■ **WORK TO COMPLETE**
Every entry should be given again exactly, with nothing dropped.

***** RECORD EXCERPTS *****

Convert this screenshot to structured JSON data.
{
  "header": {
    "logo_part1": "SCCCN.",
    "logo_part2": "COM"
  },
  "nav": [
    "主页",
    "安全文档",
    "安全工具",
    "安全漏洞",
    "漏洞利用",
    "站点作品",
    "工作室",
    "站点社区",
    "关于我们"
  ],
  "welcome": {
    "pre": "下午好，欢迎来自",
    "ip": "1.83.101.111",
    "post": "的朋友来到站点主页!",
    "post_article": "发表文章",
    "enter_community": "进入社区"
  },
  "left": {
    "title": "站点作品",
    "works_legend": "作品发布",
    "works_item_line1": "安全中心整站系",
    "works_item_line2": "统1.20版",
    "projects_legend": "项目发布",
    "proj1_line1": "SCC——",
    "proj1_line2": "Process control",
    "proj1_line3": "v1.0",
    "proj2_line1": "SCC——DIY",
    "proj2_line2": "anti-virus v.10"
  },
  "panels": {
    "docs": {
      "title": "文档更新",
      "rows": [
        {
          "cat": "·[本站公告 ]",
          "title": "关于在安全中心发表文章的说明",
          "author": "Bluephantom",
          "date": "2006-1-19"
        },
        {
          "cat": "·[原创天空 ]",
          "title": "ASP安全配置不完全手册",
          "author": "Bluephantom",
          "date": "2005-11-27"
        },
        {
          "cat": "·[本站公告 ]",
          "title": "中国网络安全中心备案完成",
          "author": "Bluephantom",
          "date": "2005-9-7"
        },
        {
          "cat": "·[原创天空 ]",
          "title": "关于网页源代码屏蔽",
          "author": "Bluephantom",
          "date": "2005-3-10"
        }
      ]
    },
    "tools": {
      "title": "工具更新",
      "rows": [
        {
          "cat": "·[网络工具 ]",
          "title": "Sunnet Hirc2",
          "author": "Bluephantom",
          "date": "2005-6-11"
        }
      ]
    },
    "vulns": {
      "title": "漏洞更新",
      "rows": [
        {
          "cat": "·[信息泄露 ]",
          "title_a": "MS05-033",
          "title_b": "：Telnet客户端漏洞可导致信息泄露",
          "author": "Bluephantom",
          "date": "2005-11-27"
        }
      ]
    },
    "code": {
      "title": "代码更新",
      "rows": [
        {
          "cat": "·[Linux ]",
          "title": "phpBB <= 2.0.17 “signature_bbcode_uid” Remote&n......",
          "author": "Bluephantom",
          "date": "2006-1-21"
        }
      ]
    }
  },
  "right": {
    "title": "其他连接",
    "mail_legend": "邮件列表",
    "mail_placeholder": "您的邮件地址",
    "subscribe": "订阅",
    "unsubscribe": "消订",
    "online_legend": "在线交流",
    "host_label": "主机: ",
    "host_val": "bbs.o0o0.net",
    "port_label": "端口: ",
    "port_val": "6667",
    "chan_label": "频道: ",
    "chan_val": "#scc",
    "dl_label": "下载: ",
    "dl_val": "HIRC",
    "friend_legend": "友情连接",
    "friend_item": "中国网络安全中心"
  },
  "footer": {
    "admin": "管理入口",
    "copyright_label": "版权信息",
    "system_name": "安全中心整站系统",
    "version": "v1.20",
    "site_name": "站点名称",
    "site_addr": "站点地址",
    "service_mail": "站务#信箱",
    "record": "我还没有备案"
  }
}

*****

■ **TASK RESULT**
Convert this screenshot to structured JSON data.
{
  "header": {
    "logo_part1": "SCCCN.",
    "logo_part2": "COM"
  },
  "nav": [
    "主页",
    "安全文档",
    "安全工具",
    "安全漏洞",
    "漏洞利用",
    "站点作品",
    "工作室",
    "站点社区",
    "关于我们"
  ],
  "welcome": {
    "pre": "下午好，欢迎来自",
    "ip": "1.83.101.111",
    "post": "的朋友来到站点主页!",
    "post_article": "发表文章",
    "enter_community": "进入社区"
  },
  "left": {
    "title": "站点作品",
    "works_legend": "作品发布",
    "works_item_line1": "安全中心整站系",
    "works_item_line2": "统1.20版",
    "projects_legend": "项目发布",
    "proj1_line1": "SCC——",
    "proj1_line2": "Process control",
    "proj1_line3": "v1.0",
    "proj2_line1": "SCC——DIY",
    "proj2_line2": "anti-virus v.10"
  },
  "panels": {
    "docs": {
      "title": "文档更新",
      "rows": [
        {
          "cat": "·[本站公告 ]",
          "title": "关于在安全中心发表文章的说明",
          "author": "Bluephantom",
          "date": "2006-1-19"
        },
        {
          "cat": "·[原创天空 ]",
          "title": "ASP安全配置不完全手册",
          "author": "Bluephantom",
          "date": "2005-11-27"
        },
        {
          "cat": "·[本站公告 ]",
          "title": "中国网络安全中心备案完成",
          "author": "Bluephantom",
          "date": "2005-9-7"
        },
        {
          "cat": "·[原创天空 ]",
          "title": "关于网页源代码屏蔽",
          "author": "Bluephantom",
          "date": "2005-3-10"
        }
      ]
    },
    "tools": {
      "title": "工具更新",
      "rows": [
        {
          "cat": "·[网络工具 ]",
          "title": "Sunnet Hirc2",
          "author": "Bluephantom",
          "date": "2005-6-11"
        }
      ]
    },
    "vulns": {
      "title": "漏洞更新",
      "rows": [
        {
          "cat": "·[信息泄露 ]",
          "title_a": "MS05-033",
          "title_b": "：Telnet客户端漏洞可导致信息泄露",
          "author": "Bluephantom",
          "date": "2005-11-27"
        }
      ]
    },
    "code": {
      "title": "代码更新",
      "rows": [
        {
          "cat": "·[Linux ]",
          "title": "phpBB <= 2.0.17 “signature_bbcode_uid” Remote&n......",
          "author": "Bluephantom",
          "date": "2006-1-21"
        }
      ]
    }
  },
  "right": {
    "title": "其他连接",
    "mail_legend": "邮件列表",
    "mail_placeholder": "您的邮件地址",
    "subscribe": "订阅",
    "unsubscribe": "消订",
    "online_legend": "在线交流",
    "host_label": "主机: ",
    "host_val": "bbs.o0o0.net",
    "port_label": "端口: ",
    "port_val": "6667",
    "chan_label": "频道: ",
    "chan_val": "#scc",
    "dl_label": "下载: ",
    "dl_val": "HIRC",
    "friend_legend": "友情连接",
    "friend_item": "中国网络安全中心"
  },
  "footer": {
    "admin": "管理入口",
    "copyright_label": "版权信息",
    "system_name": "安全中心整站系统",
    "version": "v1.20",
    "site_name": "站点名称",
    "site_addr": "站点地址",
    "service_mail": "站务#信箱",
    "record": "我还没有备案"
  }
}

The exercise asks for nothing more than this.